To facilitate effective communication in the hemodialysis (HD) unit, we evaluated the usability of a web application (web app) from both the patient and physician perspective. The main aim of the web app was to support patients in prioritizing their dialysis concerns outside of the clinical HD encounter.
Mixed method, parallel arm, multi-site, pilot randomized controlled trial.
Two outpatient Canadian HD centers.
Adult patients receiving in-center HD and their attending nephrologists.

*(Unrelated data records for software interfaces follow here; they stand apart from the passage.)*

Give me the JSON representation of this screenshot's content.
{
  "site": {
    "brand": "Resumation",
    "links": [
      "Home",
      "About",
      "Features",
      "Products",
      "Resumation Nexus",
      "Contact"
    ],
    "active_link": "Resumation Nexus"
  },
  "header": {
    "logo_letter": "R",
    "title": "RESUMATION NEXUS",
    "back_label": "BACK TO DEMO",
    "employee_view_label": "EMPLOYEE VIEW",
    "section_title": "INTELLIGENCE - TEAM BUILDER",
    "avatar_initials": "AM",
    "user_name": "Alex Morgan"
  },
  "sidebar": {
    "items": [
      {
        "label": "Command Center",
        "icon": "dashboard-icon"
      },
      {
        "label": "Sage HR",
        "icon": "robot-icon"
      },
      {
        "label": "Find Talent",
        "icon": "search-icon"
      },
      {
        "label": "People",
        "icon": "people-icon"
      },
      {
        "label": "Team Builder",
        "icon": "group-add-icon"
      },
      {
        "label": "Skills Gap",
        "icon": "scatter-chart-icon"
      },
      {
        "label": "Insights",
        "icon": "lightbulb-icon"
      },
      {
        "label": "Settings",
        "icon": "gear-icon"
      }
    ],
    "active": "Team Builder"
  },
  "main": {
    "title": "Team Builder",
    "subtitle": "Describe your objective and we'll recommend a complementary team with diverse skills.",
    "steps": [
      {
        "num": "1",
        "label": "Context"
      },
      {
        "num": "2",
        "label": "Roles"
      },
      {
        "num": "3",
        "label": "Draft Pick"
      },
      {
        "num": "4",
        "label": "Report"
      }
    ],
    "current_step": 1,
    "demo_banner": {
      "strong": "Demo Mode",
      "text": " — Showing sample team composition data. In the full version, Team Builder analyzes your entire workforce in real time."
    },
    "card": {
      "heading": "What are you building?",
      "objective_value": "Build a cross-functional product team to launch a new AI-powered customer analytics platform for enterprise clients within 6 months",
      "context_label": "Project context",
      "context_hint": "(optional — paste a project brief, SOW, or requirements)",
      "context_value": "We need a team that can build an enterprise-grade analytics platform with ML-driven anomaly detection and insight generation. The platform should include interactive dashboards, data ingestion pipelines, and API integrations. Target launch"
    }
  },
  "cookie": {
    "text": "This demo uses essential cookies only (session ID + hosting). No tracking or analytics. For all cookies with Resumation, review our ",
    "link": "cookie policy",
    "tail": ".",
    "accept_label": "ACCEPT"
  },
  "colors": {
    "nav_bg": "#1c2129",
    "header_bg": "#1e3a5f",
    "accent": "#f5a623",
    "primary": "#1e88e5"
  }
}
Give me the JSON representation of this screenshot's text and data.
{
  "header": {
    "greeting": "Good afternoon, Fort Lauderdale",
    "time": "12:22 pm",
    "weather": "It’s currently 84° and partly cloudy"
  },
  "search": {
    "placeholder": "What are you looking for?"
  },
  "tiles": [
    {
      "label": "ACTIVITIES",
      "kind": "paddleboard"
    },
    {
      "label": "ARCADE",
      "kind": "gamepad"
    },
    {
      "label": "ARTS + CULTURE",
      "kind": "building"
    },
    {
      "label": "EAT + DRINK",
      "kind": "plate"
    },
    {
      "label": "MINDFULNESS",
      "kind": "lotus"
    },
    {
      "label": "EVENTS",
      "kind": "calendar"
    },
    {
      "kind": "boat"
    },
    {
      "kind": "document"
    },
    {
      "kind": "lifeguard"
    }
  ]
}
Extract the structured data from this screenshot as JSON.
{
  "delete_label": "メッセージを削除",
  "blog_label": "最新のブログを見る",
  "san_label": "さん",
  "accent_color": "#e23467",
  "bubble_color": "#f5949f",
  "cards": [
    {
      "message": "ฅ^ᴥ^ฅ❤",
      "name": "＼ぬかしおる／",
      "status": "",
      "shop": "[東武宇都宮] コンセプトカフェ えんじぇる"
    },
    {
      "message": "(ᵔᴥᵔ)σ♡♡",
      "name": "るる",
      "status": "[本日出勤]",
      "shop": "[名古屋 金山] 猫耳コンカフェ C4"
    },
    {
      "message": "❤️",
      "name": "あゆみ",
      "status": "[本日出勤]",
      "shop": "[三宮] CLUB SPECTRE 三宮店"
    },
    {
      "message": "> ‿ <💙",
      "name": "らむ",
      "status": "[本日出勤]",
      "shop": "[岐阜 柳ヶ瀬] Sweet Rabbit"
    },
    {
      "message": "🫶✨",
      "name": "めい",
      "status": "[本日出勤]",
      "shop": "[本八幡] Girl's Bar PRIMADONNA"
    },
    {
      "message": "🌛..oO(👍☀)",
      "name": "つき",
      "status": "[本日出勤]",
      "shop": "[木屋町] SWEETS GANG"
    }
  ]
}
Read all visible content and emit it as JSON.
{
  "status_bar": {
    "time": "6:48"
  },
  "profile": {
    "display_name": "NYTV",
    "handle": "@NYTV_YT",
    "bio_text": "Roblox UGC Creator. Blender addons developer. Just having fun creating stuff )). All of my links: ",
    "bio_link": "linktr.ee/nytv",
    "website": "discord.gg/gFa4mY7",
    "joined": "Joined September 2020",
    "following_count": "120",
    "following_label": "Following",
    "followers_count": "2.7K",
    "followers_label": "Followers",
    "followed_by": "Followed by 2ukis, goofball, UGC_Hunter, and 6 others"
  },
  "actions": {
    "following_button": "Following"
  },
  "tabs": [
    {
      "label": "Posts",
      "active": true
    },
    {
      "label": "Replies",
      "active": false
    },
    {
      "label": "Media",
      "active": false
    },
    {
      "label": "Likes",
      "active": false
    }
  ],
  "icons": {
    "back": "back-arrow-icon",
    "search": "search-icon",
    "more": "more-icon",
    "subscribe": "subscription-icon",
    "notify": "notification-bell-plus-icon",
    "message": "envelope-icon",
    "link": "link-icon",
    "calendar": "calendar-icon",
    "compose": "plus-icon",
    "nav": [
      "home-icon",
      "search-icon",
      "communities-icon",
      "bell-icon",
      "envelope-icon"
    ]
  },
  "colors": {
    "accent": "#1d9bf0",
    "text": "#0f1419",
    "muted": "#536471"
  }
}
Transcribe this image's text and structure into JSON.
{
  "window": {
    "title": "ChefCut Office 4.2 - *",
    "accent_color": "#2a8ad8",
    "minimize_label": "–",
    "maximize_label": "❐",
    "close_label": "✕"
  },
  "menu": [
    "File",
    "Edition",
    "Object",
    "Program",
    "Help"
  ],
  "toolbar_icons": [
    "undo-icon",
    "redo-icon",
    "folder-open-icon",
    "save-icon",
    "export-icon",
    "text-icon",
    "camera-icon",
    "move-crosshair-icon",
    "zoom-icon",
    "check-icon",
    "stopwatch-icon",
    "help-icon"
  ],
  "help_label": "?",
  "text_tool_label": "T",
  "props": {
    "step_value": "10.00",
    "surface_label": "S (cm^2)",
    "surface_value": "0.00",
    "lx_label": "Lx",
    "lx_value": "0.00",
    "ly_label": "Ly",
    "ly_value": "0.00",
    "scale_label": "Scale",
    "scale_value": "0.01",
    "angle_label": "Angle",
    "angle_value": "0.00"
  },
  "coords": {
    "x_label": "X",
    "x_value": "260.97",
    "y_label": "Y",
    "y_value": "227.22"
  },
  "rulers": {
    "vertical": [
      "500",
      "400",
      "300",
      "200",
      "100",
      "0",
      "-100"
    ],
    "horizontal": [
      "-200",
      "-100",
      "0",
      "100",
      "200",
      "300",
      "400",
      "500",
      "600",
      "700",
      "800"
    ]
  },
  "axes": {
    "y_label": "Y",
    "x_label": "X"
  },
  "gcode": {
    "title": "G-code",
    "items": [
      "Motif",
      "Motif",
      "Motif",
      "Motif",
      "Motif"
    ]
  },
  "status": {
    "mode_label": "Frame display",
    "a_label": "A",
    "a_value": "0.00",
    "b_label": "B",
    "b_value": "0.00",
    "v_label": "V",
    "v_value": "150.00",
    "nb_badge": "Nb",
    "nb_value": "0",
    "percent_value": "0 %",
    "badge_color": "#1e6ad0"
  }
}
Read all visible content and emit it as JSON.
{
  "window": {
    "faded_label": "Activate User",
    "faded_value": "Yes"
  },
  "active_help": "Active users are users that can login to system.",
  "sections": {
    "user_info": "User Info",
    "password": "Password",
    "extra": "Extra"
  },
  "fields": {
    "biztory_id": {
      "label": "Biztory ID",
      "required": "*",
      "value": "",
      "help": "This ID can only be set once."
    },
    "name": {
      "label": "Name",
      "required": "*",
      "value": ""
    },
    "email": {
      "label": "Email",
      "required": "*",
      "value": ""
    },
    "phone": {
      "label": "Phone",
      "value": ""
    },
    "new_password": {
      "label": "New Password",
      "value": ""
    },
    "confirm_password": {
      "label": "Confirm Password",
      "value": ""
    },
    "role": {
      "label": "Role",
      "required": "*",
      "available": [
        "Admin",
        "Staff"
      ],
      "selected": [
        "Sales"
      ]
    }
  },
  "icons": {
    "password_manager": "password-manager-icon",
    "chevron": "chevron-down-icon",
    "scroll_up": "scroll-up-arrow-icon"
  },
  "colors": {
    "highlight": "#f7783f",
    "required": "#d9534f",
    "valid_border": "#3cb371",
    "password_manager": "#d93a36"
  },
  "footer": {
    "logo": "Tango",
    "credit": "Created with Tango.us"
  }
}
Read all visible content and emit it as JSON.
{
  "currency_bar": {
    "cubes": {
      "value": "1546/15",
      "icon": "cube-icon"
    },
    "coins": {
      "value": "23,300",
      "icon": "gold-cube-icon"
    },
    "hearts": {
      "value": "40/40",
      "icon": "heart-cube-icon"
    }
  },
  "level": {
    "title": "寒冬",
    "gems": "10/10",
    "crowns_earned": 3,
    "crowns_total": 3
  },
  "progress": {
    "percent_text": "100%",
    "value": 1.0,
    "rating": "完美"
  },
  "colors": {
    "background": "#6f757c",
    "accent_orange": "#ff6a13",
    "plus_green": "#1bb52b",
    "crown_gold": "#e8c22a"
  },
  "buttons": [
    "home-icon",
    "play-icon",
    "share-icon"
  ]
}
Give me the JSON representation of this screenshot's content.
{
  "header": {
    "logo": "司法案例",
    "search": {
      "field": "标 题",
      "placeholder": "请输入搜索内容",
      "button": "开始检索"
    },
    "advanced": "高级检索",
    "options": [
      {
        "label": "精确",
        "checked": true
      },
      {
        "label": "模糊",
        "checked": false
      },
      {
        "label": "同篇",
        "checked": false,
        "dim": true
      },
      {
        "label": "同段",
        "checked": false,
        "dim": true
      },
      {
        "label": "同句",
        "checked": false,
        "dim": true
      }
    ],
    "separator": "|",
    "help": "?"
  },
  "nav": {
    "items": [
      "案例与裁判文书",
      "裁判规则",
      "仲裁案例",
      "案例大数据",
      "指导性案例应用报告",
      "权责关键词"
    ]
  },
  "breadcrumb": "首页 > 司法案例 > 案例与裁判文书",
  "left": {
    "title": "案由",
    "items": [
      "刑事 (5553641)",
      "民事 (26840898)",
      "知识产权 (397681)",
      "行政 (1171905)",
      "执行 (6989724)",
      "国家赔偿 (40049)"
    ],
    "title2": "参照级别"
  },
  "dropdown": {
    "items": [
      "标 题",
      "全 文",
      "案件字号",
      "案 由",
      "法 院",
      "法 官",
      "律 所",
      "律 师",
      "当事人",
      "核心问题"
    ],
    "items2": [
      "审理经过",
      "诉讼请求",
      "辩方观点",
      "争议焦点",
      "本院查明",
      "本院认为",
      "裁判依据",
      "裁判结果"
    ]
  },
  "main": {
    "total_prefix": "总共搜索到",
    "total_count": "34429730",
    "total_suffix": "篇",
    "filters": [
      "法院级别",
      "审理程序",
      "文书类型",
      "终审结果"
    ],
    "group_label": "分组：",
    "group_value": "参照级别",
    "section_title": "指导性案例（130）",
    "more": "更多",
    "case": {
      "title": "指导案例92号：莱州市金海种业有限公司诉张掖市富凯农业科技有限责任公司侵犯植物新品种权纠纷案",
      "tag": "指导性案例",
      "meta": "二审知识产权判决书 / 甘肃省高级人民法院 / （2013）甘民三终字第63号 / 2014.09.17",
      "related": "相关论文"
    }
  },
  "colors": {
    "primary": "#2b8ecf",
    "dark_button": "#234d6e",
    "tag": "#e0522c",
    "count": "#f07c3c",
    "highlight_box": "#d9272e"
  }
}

Patients were randomized to either a web application or an active control (paper form) for logging concerns to be addressed at weekly encounters with the nephrologist over 8 weeks. Topics included: HD treatment, symptoms, modality, and medications. The primary outcome was usability, defined as effectiveness (engagement with the tool, frequency of submitted concerns, whether the concern was satisfactorily addressed) and satisfaction with the tool using a priori thresholds and explored in interviews with patients and nephrologists.
77 patients (30 women, median age 61, interquartile range [53,67], median 2 years [1,4] on dialysis) and 19 nephrologists (4 women, median age 46 [36,65]) were enrolled. Patient use of a digital device at baseline was low (20%). Engagement with the tool was 70% (web app) and 100% (paper) with a lower proportion of patients in the web app group submitting at least one concern over 8 weeks compared to the paper form group: 56.7% vs 87.9%. Weekly concerns were satisfactorily addressed in both groups and ≥70% of patients would continue to use the tools. For patients, both tools promoted preparation and participation in the encounter; however, only the web app facilitated greater privacy in relaying concerns. For most nephrologists, the tools were disruptive to their workflow and were perceived as unnecessary given existing processes and familiarity with patients. For future versions of the app, patients suggested more features to facilitate self-management and nephrologists suggested integration with health databases and multidisciplinary teams.
Tertiary setting may limit generalizability.
Both tools promoted fundamental components of self-management; however, patients in the paper form group submitted concerns more often and this tool was easier to remember to use. Although modifications would likely enhance web app usability, successful future adoption is limited by physician acceptance.